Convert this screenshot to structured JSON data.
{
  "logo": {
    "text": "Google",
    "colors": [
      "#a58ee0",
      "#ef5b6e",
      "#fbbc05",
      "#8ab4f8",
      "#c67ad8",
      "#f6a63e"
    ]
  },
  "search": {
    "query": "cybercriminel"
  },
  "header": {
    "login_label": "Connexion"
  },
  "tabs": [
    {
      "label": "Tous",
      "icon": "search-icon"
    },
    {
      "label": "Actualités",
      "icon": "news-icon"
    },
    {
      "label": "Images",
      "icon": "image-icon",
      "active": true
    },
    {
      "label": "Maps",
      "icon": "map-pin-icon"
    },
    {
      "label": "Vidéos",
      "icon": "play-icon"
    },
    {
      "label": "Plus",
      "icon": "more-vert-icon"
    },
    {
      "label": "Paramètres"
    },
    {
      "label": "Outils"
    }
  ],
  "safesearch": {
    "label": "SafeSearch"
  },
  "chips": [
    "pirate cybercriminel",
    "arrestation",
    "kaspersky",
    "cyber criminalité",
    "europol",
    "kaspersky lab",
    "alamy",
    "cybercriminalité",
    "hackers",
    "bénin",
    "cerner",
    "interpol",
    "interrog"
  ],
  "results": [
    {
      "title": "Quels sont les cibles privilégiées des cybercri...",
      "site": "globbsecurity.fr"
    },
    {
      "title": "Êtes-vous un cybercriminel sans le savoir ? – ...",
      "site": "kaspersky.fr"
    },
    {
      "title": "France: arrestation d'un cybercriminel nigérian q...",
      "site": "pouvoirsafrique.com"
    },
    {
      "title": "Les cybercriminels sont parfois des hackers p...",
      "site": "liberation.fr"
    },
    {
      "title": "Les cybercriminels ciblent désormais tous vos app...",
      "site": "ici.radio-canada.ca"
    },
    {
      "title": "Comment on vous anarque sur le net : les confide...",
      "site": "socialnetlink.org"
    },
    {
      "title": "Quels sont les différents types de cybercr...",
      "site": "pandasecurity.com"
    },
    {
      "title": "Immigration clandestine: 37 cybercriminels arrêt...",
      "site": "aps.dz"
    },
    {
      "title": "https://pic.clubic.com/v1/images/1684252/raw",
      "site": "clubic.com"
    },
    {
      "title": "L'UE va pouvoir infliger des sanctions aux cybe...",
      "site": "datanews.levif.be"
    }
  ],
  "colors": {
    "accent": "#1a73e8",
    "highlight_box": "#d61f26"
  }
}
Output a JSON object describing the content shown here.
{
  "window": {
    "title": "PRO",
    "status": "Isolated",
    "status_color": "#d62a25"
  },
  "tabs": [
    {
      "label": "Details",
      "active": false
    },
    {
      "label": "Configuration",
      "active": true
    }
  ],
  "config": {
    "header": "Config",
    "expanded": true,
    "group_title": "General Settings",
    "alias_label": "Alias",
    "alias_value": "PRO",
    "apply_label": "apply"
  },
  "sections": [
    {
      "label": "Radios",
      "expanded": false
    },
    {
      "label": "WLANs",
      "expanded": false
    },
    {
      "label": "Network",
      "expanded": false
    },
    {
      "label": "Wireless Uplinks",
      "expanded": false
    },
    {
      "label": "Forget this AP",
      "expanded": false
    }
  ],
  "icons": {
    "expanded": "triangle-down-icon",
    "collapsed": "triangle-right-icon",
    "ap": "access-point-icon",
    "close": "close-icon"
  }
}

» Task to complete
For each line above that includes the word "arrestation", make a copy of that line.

» Solution for this problem
    "arrestation",
      "title": "France: arrestation d'un cybercriminel nigérian q...",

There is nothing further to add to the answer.